FluBot has built up a community of compromised Android phones in the UK since April and in the past 24 hours has commenced monetising them by sending overlays for British Banks.
FluBot first appeared in 2020, targeting mainly Spanish banks, but recently it has spread its reach, with Australian, German and Polish banks all affected within the last few weeks. UK banks are now firmly in its sights, with HSBC and Santander the first to be affected, and Lloyds and Halifax following shortly after.
How FluBot works
FluBot spreads via SMS messages often purporting to be from a delivery company, alerting the recipient of an upcoming delivery and inviting them to track the parcel by clicking a link in the message. Other times, the SMS may pretend to be a voicemail notification, with a link which the recipient is told to follow to hear the message. This link takes the victim to a lure page hosted on a compromised web server, from where the user is prompted to install the malware on their mobile device.
Once installed, the malware asks the user for various permissions, including the ability to draw over other apps and to read the user’s contact list, which it uses to find new people to spread to.
The malware periodically contacts the C2 (command and control) servers with a list of the apps on the user’s device. The servers respond with the subset of them which are targeted, from which it will download available overlays, which look like the genuine apps' login screens. It then displays these on top of the apps when they are opened, tricking the user into entering their account details, which are sent back to the C2 servers to be used nefariously.

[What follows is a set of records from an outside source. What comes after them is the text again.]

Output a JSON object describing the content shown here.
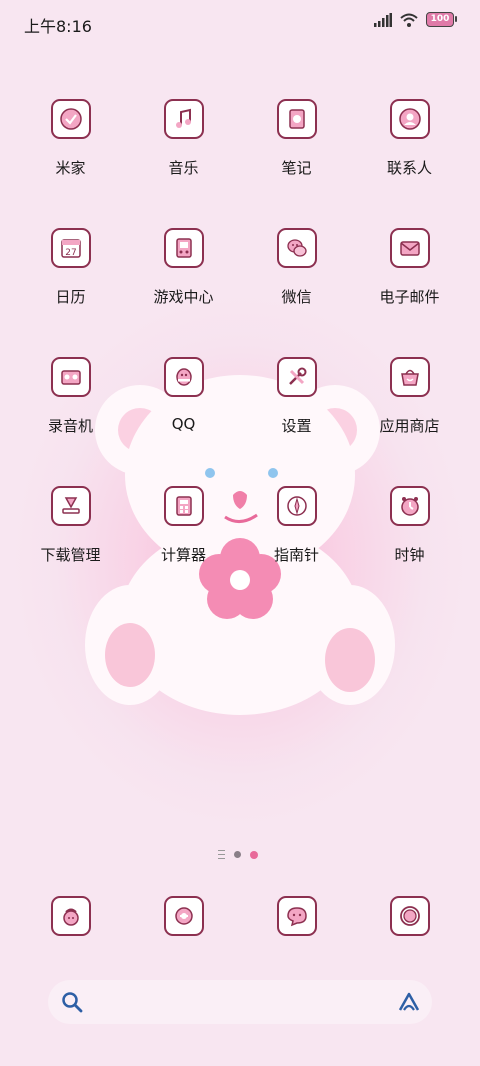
{
  "status_bar": {
    "time": "上午8:16",
    "battery": "100"
  },
  "apps": [
    [
      {
        "label": "米家",
        "icon": "mijia-icon"
      },
      {
        "label": "音乐",
        "icon": "music-icon"
      },
      {
        "label": "笔记",
        "icon": "notes-icon"
      },
      {
        "label": "联系人",
        "icon": "contacts-icon"
      }
    ],
    [
      {
        "label": "日历",
        "icon": "calendar-icon",
        "badge": "27"
      },
      {
        "label": "游戏中心",
        "icon": "game-center-icon"
      },
      {
        "label": "微信",
        "icon": "wechat-icon"
      },
      {
        "label": "电子邮件",
        "icon": "email-icon"
      }
    ],
    [
      {
        "label": "录音机",
        "icon": "recorder-icon"
      },
      {
        "label": "QQ",
        "icon": "qq-icon"
      },
      {
        "label": "设置",
        "icon": "settings-icon"
      },
      {
        "label": "应用商店",
        "icon": "app-store-icon"
      }
    ],
    [
      {
        "label": "下载管理",
        "icon": "download-manager-icon"
      },
      {
        "label": "计算器",
        "icon": "calculator-icon"
      },
      {
        "label": "指南针",
        "icon": "compass-icon"
      },
      {
        "label": "时钟",
        "icon": "clock-icon"
      }
    ]
  ],
  "dock": [
    "phone-icon",
    "messages-icon",
    "browser-icon",
    "camera-icon"
  ],
  "pager": {
    "current_page": 2,
    "pages": 2
  },
  "colors": {
    "icon_border": "#8c3050",
    "accent_pink": "#e86a9a",
    "search_blue": "#2d5fa5"
  }
}
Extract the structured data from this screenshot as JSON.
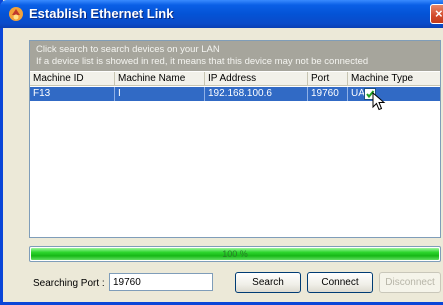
{
  "window": {
    "title": "Establish Ethernet Link",
    "close_glyph": "×"
  },
  "info": {
    "line1": "Click search to search devices on your LAN",
    "line2": "If a device list is showed in red, it means that this device may not be connected"
  },
  "table": {
    "columns": [
      "Machine ID",
      "Machine Name",
      "IP Address",
      "Port",
      "Machine Type"
    ],
    "rows": [
      {
        "machine_id": "F13",
        "machine_name": "I",
        "ip_address": "192.168.100.6",
        "port": "19760",
        "machine_type": "UAP",
        "checked": true,
        "selected": true
      }
    ]
  },
  "progress": {
    "value": 1.0,
    "label": "100 %"
  },
  "port": {
    "label": "Searching Port :",
    "value": "19760"
  },
  "buttons": {
    "search": "Search",
    "connect": "Connect",
    "disconnect": "Disconnect"
  },
  "colors": {
    "selection": "#316ac5",
    "progress_fill": "#2ed62e",
    "titlebar": "#0453d6"
  },
  "icons": {
    "app": "app-logo-icon",
    "close": "close-icon",
    "cursor": "mouse-pointer-icon",
    "check": "checkmark-icon"
  }
}
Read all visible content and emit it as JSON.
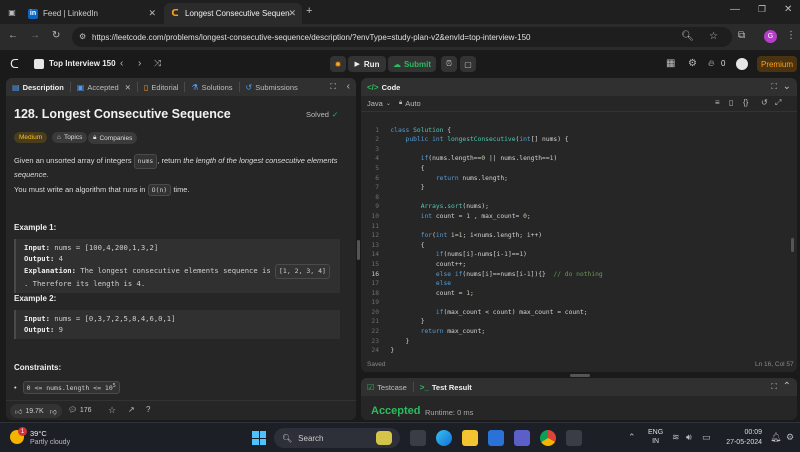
{
  "browser": {
    "tabs": [
      {
        "label": "Feed | LinkedIn",
        "icon": "linkedin-icon",
        "active": false
      },
      {
        "label": "Longest Consecutive Sequence",
        "icon": "leetcode-icon",
        "active": true
      }
    ],
    "url": "https://leetcode.com/problems/longest-consecutive-sequence/description/?envType=study-plan-v2&envId=top-interview-150",
    "profile_initial": "G"
  },
  "leetcode_bar": {
    "study_plan": "Top Interview 150",
    "run": "Run",
    "submit": "Submit",
    "streak": "0",
    "premium": "Premium"
  },
  "problem": {
    "tabs": [
      "Description",
      "Accepted",
      "Editorial",
      "Solutions",
      "Submissions"
    ],
    "title": "128. Longest Consecutive Sequence",
    "status": "Solved",
    "difficulty": "Medium",
    "topics": "Topics",
    "companies": "Companies",
    "p1a": "Given an unsorted array of integers",
    "p1code": "nums",
    "p1b": ", return",
    "p1em": "the length of the longest consecutive elements sequence.",
    "p2a": "You must write an algorithm that runs in",
    "p2code": "O(n)",
    "p2b": "time.",
    "ex1_title": "Example 1:",
    "ex1_input_label": "Input:",
    "ex1_input": "nums = [100,4,200,1,3,2]",
    "ex1_output_label": "Output:",
    "ex1_output": "4",
    "ex1_expl_label": "Explanation:",
    "ex1_expl_a": "The longest consecutive elements sequence is",
    "ex1_expl_chip": "[1, 2, 3, 4]",
    "ex1_expl_b": ". Therefore its length is 4.",
    "ex2_title": "Example 2:",
    "ex2_input_label": "Input:",
    "ex2_input": "nums = [0,3,7,2,5,8,4,6,0,1]",
    "ex2_output_label": "Output:",
    "ex2_output": "9",
    "constraints_title": "Constraints:",
    "constraint1": "0 <= nums.length <= 10",
    "constraint1_sup": "5",
    "likes": "19.7K",
    "comments": "176"
  },
  "editor": {
    "header": "Code",
    "language": "Java",
    "mode": "Auto",
    "saved": "Saved",
    "cursor": "Ln 16, Col 57"
  },
  "bottom": {
    "tab_testcase": "Testcase",
    "tab_result": "Test Result",
    "verdict": "Accepted",
    "runtime": "Runtime: 0 ms"
  },
  "taskbar": {
    "weather_temp": "39°C",
    "weather_desc": "Partly cloudy",
    "search": "Search",
    "lang": "ENG",
    "region": "IN",
    "time": "00:09",
    "date": "27-05-2024",
    "notif_count": "1"
  }
}
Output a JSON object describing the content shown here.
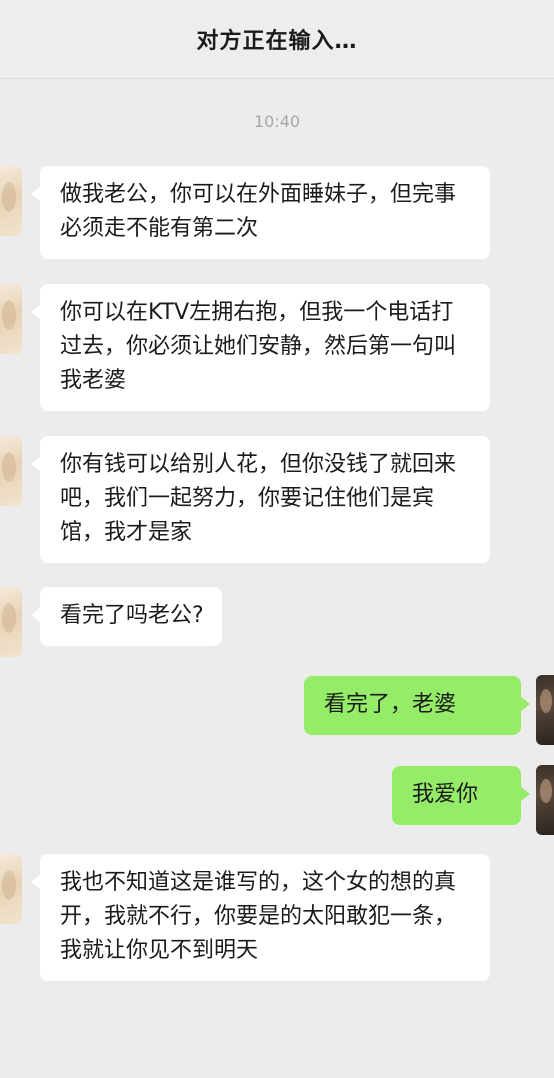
{
  "header": {
    "title": "对方正在输入…"
  },
  "timestamp": "10:40",
  "messages": [
    {
      "side": "left",
      "text": "做我老公，你可以在外面睡妹子，但完事必须走不能有第二次"
    },
    {
      "side": "left",
      "text": "你可以在KTV左拥右抱，但我一个电话打过去，你必须让她们安静，然后第一句叫我老婆"
    },
    {
      "side": "left",
      "text": "你有钱可以给别人花，但你没钱了就回来吧，我们一起努力，你要记住他们是宾馆，我才是家"
    },
    {
      "side": "left",
      "text": "看完了吗老公?"
    },
    {
      "side": "right",
      "text": "看完了，老婆"
    },
    {
      "side": "right",
      "text": "我爱你"
    },
    {
      "side": "left",
      "text": "我也不知道这是谁写的，这个女的想的真开，我就不行，你要是的太阳敢犯一条，我就让你见不到明天"
    }
  ],
  "colors": {
    "background": "#ececec",
    "incoming_bubble": "#ffffff",
    "outgoing_bubble": "#95ec69"
  }
}
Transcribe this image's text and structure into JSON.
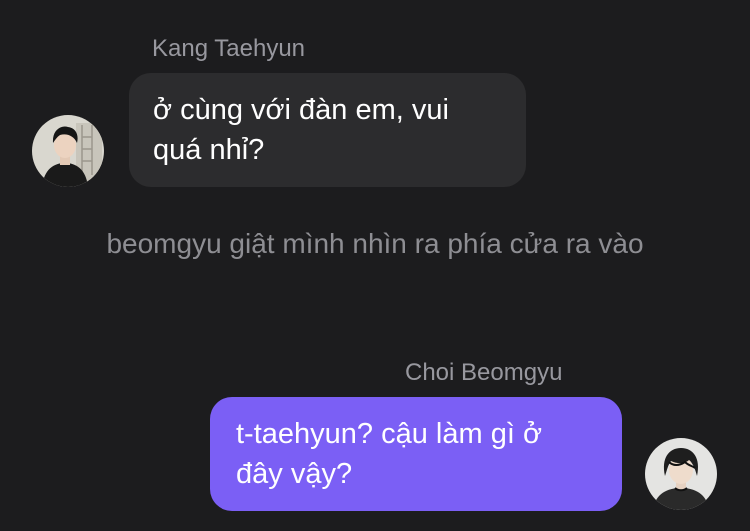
{
  "colors": {
    "background": "#1c1c1e",
    "incoming_bubble": "#2c2c2e",
    "outgoing_bubble": "#7b5ff5",
    "name_text": "#98989f",
    "narration_text": "#8e8e93"
  },
  "messages": [
    {
      "sender": "Kang Taehyun",
      "text": "ở cùng với đàn em, vui quá nhỉ?",
      "direction": "incoming",
      "avatar_icon": "user-avatar-photo"
    },
    {
      "narration": "beomgyu giật mình nhìn ra phía cửa ra vào"
    },
    {
      "sender": "Choi Beomgyu",
      "text": "t-taehyun? cậu làm gì ở đây vậy?",
      "direction": "outgoing",
      "avatar_icon": "user-avatar-photo"
    }
  ]
}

Android users can protect themselves from FluBot using the Netcraft Android app, which will block any connections to the lure sites and so prevent the malware from being installed in the first place. Banks and mobile networks can protect their customers through a range of countermeasures provided by Netcraft.